If you want to avoid the biggest crowds in Lofoten, waiting until the early autumn might be a good option. The weather in September and October is highly unpredictable in Norway, with a lot more rainfall than in the summer months. However, most people have left Lofoten by this point, so you can get the best camping spots to yourself, and enjoy the trails with very few people on them.
The autumn in Lofoten is visually very different from the summer, and the green colors are changed with shades of red and brown. The highest peaks might get some snowfall, but most of the hiking trails are perfectly fine in all of autumn.
The aurora borealis returns in September, so an autumn visit to Lofoten might let you combine the incredible nature with seeing the northern lights.
The temperature can be pretty OK during the daytime, but will rapidly become cold in the nights. So bring enough clothing!
Winter in Lofoten
The winter season in Lofoten is a pretty unique experience, but there are some big disadvantages to visiting Lofoten during the winter. Firstly, you can’t really go on hikes without skis. Secondly, there is polar nights, which means that the sun never rises.
Visiting Lofoten in winter can actually be pretty cool, especially if you enjoy exploring the smaller villages in their “natural state” without all the huge crowds of tourists around.
The temperature is actually not really cold in Lofoten compared to inland Norway, but expect it to be around 0°C to -5°C for the most part. However, there’s typically a lot of wind during the winter, so it will feel colder than it actually is.
You can experience the northern lights in Lofoten at winter, and it’s actually a pretty good place to see this. The middle of the winter is the best time to visit if you want to see the aurora borealis.
The polar nights are active between December 9 and January 4, so you have about one month of this twilight like state. Some people find the polar nights to be interesting, while others just find them depressing and annoying. They will provide a very unique experience, but it’s important to be aware that you won’t ever see the sun during this period.
Nicklas is the owner and editor of The Norway Guide, and is responsible for most of the content on the website.
He lives in Skien, Norway with his wife and two children.
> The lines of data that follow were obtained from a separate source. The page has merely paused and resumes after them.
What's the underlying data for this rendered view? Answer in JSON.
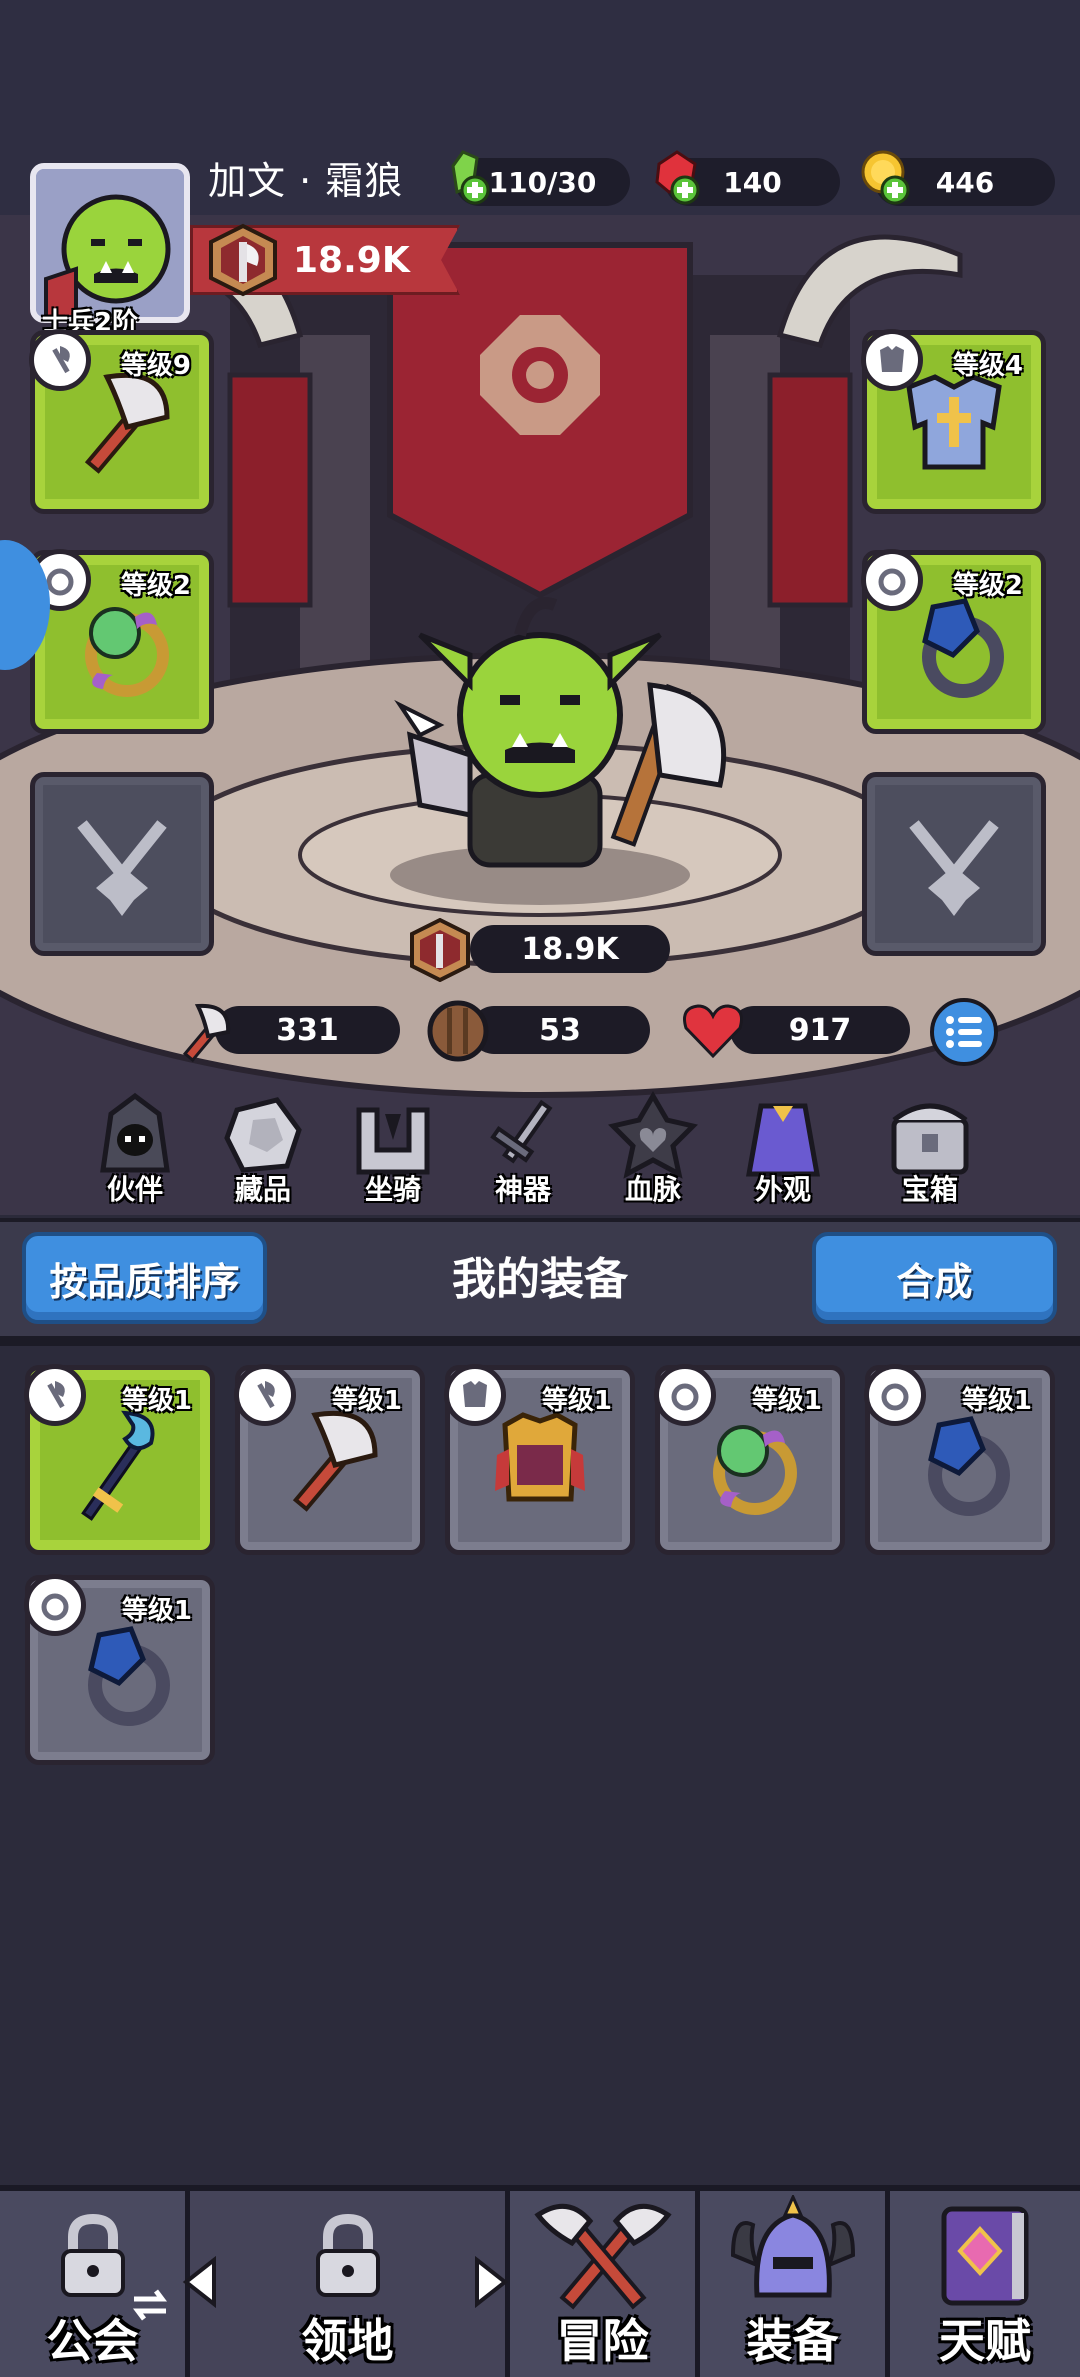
{
  "hero": {
    "name": "加文 · 霜狼",
    "rank": "士兵2阶",
    "power": "18.9K"
  },
  "resources": [
    {
      "name": "energy",
      "value": "110/30",
      "icon": "green-crystal-icon"
    },
    {
      "name": "gems",
      "value": "140",
      "icon": "red-gem-icon"
    },
    {
      "name": "gold",
      "value": "446",
      "icon": "gold-coin-icon"
    }
  ],
  "equipped": {
    "left": [
      {
        "slot": "weapon",
        "level": "等级9",
        "icon": "axe-icon"
      },
      {
        "slot": "ring",
        "level": "等级2",
        "icon": "ring-icon"
      }
    ],
    "right": [
      {
        "slot": "armor",
        "level": "等级4",
        "icon": "armor-icon"
      },
      {
        "slot": "ring",
        "level": "等级2",
        "icon": "ring-icon"
      }
    ]
  },
  "stats": {
    "power": "18.9K",
    "attack": "331",
    "defense": "53",
    "health": "917"
  },
  "menu": [
    {
      "label": "伙伴",
      "icon": "hooded-companion-icon"
    },
    {
      "label": "藏品",
      "icon": "stone-collection-icon"
    },
    {
      "label": "坐骑",
      "icon": "mount-icon"
    },
    {
      "label": "神器",
      "icon": "artifact-sword-icon"
    },
    {
      "label": "血脉",
      "icon": "bloodline-icon"
    },
    {
      "label": "外观",
      "icon": "cape-appearance-icon"
    },
    {
      "label": "宝箱",
      "icon": "treasure-chest-icon"
    }
  ],
  "equipment_panel": {
    "sort_button": "按品质排序",
    "title": "我的装备",
    "merge_button": "合成"
  },
  "inventory": [
    {
      "level": "等级1",
      "item": "staff",
      "quality": "green"
    },
    {
      "level": "等级1",
      "item": "axe",
      "quality": "grey"
    },
    {
      "level": "等级1",
      "item": "gold-armor",
      "quality": "grey"
    },
    {
      "level": "等级1",
      "item": "orb-ring",
      "quality": "grey"
    },
    {
      "level": "等级1",
      "item": "sapphire-ring",
      "quality": "grey"
    },
    {
      "level": "等级1",
      "item": "sapphire-ring",
      "quality": "grey"
    }
  ],
  "bottom_nav": [
    {
      "label": "公会",
      "locked": true
    },
    {
      "label": "领地",
      "locked": true
    },
    {
      "label": "冒险",
      "locked": false
    },
    {
      "label": "装备",
      "locked": false
    },
    {
      "label": "天赋",
      "locked": false
    }
  ],
  "colors": {
    "accent_blue": "#3f8fe0",
    "slot_green": "#8fbf2e",
    "ribbon_red": "#b8373d",
    "background": "#2b2a3a"
  }
}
Nicklas is specialized in Norwegian ecology (including Norway’s geology, wildlife and flora) from his degree in Ecology And Nature Management at University of South-Eastern Norway, but has a particular interest in tourism and content creation.
His biggest hobbies are fishkeeping, going on hikes with his dog, and rooting for the local football team.